TASK OBJECTIVE. Only lines holding the word "Викторович" are wanted. Copy them from the listing below.

- - - - -

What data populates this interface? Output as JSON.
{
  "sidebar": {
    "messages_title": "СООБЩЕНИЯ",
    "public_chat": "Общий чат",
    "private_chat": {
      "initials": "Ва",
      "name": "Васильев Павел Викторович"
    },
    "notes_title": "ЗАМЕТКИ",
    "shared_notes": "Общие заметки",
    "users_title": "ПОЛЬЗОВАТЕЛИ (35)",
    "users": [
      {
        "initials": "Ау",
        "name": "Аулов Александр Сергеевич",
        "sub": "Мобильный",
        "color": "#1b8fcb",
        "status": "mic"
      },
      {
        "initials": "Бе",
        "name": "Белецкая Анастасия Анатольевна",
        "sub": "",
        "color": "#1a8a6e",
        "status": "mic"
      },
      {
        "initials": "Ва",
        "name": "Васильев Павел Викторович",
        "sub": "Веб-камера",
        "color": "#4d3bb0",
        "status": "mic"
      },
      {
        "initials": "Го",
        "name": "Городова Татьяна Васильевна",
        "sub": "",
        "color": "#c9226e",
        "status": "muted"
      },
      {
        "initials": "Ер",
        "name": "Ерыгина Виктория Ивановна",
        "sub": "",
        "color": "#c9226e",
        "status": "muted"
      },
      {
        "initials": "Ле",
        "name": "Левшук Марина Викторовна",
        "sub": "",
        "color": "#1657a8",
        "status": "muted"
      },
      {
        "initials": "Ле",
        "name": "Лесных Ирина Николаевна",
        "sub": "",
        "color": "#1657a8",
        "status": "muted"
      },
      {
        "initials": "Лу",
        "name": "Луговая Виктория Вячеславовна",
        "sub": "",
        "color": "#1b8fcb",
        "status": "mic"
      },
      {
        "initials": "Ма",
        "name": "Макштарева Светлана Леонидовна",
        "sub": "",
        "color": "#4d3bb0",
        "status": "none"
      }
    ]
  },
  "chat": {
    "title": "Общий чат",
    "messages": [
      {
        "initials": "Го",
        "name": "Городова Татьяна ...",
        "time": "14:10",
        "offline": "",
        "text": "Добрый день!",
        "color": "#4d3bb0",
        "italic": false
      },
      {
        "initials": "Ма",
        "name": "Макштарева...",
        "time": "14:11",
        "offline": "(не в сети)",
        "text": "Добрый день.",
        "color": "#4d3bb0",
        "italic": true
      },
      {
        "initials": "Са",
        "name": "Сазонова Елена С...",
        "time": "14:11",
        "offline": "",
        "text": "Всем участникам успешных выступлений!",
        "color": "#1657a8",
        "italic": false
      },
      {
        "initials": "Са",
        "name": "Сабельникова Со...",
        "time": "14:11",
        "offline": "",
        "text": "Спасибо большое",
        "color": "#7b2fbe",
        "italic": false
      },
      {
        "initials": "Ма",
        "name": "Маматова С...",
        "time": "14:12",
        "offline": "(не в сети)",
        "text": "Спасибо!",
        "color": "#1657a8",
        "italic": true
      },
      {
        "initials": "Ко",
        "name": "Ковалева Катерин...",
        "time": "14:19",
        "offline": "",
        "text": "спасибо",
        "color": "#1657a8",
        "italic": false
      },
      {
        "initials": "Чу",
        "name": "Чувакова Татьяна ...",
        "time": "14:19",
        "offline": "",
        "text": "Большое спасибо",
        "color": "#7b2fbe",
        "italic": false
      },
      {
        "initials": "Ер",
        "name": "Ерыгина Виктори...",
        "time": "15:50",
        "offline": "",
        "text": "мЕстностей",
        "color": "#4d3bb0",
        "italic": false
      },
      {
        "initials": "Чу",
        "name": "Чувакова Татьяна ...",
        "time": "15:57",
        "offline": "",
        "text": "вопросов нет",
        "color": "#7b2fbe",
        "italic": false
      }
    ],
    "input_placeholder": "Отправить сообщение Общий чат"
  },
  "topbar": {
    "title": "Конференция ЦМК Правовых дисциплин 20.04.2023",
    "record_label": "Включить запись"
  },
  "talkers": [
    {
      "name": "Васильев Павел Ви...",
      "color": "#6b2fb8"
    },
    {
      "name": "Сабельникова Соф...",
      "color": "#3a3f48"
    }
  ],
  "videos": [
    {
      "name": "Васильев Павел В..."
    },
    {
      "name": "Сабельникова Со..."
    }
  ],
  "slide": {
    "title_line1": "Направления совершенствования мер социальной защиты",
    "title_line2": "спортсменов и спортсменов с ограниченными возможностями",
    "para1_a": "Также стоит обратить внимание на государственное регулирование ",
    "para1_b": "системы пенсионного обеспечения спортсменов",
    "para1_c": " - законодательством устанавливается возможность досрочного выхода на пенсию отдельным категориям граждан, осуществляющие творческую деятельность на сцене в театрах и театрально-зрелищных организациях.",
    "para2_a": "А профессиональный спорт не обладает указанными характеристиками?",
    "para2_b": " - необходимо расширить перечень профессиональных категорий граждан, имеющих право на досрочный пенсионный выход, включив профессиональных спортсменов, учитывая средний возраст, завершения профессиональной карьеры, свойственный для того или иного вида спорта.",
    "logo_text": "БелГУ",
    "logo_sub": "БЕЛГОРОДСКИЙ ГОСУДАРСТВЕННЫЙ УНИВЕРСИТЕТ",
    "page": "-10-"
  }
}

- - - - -

SOLUTION.
      "name": "Васильев Павел Викторович"
        "name": "Васильев Павел Викторович",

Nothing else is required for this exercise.